Queen Elizabeth II homes in disrepair amid financial woes
A report issued by the Commons Public Accounts Committee (PAC) has found that the Queen’s finances are not as healthy as they would prefer and have recommended the Queen’s courtiers take money saving advice from the Treasury. Apparently there is just £1 million left in reserve having had a balance of £35 million in 2001.
As a result of these financial issues many of the Royal palaces including Buckingham Palace and Windsor Castle have been left in a state of disrepair with many needing urgent maintenance. According to the report 39% of Royal buildings were below what was believed to be an acceptable condition when assessed in 2012. The committee have urged the Treasury to protect the royal household from “further damage and deterioration”.

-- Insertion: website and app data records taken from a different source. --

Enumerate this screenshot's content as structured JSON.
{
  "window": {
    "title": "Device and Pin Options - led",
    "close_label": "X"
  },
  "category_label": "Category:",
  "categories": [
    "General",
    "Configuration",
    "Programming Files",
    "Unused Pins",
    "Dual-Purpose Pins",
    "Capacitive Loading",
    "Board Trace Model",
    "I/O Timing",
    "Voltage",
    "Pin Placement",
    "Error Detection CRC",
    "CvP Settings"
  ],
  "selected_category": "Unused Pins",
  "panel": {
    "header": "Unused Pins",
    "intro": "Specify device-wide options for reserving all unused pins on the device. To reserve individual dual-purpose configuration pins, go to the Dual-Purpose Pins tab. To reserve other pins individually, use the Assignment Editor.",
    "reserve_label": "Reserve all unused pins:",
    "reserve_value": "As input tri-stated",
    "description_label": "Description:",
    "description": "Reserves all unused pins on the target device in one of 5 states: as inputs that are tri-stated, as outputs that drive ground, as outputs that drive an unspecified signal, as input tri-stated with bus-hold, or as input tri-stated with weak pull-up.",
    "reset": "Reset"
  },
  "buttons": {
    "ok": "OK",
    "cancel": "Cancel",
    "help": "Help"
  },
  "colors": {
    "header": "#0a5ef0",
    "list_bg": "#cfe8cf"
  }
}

Margaret Hodge, the Labour chairman of the committee stated "We believe that the treasury has a duty to be actively involved in reviewing the household's financial planning and management - and it has failed to do so”.
Clapped out boilers contribute to a whopping bill of £774,000 per year and it is reported that staff have to catch rain in buckets to prevent valuable art and antiquities from being ruined. Despite this Hodge noted that the Royal Household “has not even costed the repair works needed to bring the Estate back to an acceptable position”.
The Sovereign Grant began funding the Royal Household in April 2012 and the Civil List and various Government grant which had previously funded it was scrapped.
A Buckingham Palace spokesperson said that "A significant financial priority for the royal household is to reduce the backlog in essential maintenance across the occupied royal palaces” they noted that the income in the Royal household had doubled since 2007 to £11.6 million.
However the PAC are not content with that and have suggested that the Royals need to cut costs amid rising gas and waste costs in the household. They also suggested the need to continue to increase their income questioning why Buckingham Palace is not open for longer periods during the year which would generate more revenue into the dwindling Royal purse.
- Quenn Elizabeth II